_ASSIGNED TASK_:
Each line of the records below that contains "evaluate" needs to be copied.

_GIVEN ENTRIES_:
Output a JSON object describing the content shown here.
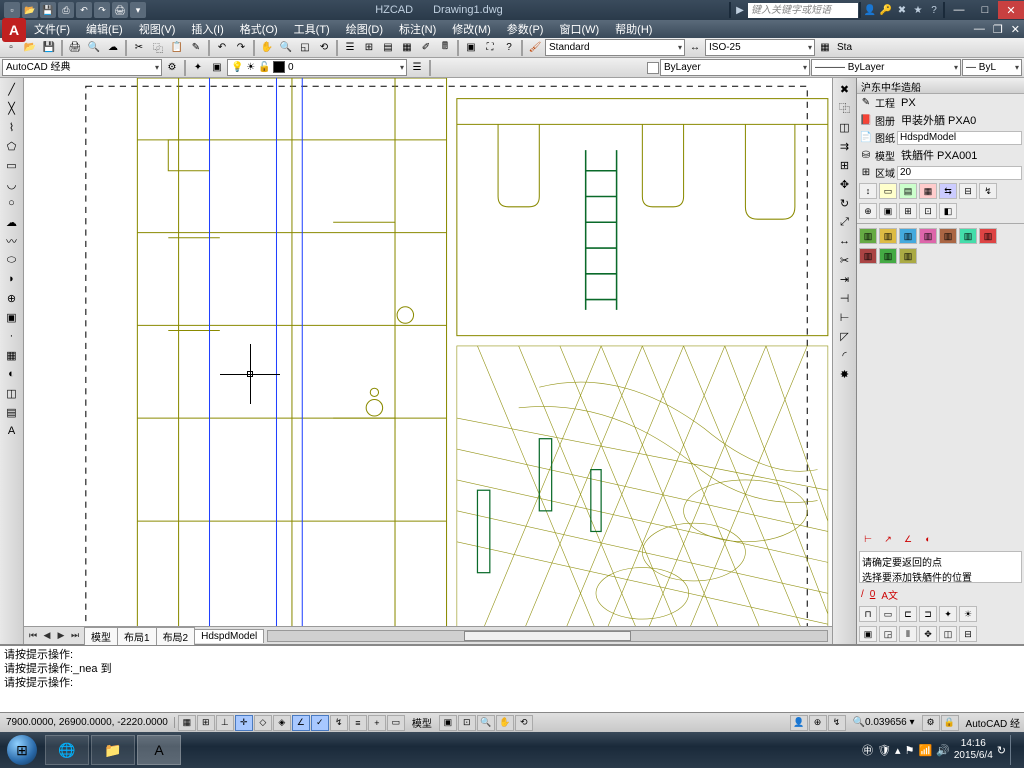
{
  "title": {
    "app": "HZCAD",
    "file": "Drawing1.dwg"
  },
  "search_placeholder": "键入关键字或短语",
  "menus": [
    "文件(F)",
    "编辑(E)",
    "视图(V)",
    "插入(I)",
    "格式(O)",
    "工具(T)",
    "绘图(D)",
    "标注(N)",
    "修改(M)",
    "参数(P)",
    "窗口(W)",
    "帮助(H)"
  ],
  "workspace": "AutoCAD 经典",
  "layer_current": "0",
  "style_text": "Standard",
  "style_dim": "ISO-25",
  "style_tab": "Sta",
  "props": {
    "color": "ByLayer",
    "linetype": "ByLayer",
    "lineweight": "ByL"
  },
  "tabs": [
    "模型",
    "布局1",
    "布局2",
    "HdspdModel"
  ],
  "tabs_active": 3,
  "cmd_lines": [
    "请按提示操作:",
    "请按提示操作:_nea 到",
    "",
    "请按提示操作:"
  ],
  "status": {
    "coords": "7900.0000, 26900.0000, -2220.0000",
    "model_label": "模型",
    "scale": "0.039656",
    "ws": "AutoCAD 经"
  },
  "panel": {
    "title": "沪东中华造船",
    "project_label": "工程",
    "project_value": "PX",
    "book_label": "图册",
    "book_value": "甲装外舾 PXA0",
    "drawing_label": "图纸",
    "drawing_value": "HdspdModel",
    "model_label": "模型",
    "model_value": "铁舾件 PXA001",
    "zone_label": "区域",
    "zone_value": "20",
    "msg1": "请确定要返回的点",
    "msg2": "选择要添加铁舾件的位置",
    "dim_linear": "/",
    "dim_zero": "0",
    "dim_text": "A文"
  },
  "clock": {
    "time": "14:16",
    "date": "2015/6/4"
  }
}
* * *
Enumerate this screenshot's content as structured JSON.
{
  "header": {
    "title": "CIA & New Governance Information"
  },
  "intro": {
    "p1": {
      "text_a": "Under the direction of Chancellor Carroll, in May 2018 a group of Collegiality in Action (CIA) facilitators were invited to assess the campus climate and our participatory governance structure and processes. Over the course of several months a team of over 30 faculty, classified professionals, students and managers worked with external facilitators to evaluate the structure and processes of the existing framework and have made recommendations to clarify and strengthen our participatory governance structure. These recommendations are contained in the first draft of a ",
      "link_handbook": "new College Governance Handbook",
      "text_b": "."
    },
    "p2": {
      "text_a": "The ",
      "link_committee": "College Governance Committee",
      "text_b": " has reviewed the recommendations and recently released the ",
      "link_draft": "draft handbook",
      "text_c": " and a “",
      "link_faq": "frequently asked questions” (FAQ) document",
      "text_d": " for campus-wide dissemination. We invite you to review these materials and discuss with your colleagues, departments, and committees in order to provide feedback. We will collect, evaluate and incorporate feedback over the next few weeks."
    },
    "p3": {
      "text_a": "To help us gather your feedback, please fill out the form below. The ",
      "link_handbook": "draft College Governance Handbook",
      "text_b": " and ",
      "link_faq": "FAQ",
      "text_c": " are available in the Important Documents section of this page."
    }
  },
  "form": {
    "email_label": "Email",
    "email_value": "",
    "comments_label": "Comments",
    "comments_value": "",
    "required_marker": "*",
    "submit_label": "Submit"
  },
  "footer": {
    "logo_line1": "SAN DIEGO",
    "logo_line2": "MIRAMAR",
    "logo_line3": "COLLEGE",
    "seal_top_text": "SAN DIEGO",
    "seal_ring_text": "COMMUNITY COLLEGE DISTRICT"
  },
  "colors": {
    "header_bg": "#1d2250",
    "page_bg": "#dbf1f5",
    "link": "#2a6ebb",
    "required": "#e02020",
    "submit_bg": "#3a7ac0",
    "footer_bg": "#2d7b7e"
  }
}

_SOLUTION TO THE EXERCISE_:
      "text_a": "Under the direction of Chancellor Carroll, in May 2018 a group of Collegiality in Action (CIA) facilitators were invited to assess the campus climate and our participatory governance structure and processes. Over the course of several months a team of over 30 faculty, classified professionals, students and managers worked with external facilitators to evaluate the structure and processes of the existing framework and have made recommendations to clarify and strengthen our participatory governance structure. These recommendations are contained in the first draft of a ",
      "text_d": " for campus-wide dissemination. We invite you to review these materials and discuss with your colleagues, departments, and committees in order to provide feedback. We will collect, evaluate and incorporate feedback over the next few weeks."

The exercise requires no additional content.